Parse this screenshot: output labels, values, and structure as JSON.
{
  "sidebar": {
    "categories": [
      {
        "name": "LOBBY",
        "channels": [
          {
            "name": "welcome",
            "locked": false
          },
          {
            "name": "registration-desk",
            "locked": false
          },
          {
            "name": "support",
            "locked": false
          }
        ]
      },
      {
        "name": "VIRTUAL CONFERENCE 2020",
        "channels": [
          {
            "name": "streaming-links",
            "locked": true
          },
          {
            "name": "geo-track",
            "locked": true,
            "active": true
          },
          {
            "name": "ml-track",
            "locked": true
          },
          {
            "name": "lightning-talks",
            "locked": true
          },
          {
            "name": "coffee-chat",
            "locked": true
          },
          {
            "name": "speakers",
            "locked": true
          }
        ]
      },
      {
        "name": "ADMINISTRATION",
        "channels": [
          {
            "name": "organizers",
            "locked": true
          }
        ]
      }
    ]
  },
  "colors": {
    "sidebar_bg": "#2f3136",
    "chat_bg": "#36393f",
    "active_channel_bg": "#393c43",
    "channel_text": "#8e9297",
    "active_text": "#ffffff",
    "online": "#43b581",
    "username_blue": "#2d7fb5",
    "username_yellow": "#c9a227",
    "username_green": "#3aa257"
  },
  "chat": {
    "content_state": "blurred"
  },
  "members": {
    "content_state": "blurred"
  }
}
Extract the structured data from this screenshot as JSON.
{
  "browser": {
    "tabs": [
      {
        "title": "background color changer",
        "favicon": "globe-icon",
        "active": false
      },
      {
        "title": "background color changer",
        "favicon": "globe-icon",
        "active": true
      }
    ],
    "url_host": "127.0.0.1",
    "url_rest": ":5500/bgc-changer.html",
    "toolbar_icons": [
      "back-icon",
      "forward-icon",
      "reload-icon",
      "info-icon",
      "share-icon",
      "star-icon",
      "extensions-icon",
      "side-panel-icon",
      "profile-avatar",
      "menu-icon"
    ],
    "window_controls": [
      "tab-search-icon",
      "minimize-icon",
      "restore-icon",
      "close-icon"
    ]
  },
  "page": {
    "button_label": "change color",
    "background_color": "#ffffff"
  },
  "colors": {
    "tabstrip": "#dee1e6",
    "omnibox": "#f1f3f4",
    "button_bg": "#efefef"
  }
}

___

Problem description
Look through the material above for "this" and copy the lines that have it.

Solution
Parse this screenshot: output labels, values, and structure as JSON.
Extract the structured data from this screenshot as JSON.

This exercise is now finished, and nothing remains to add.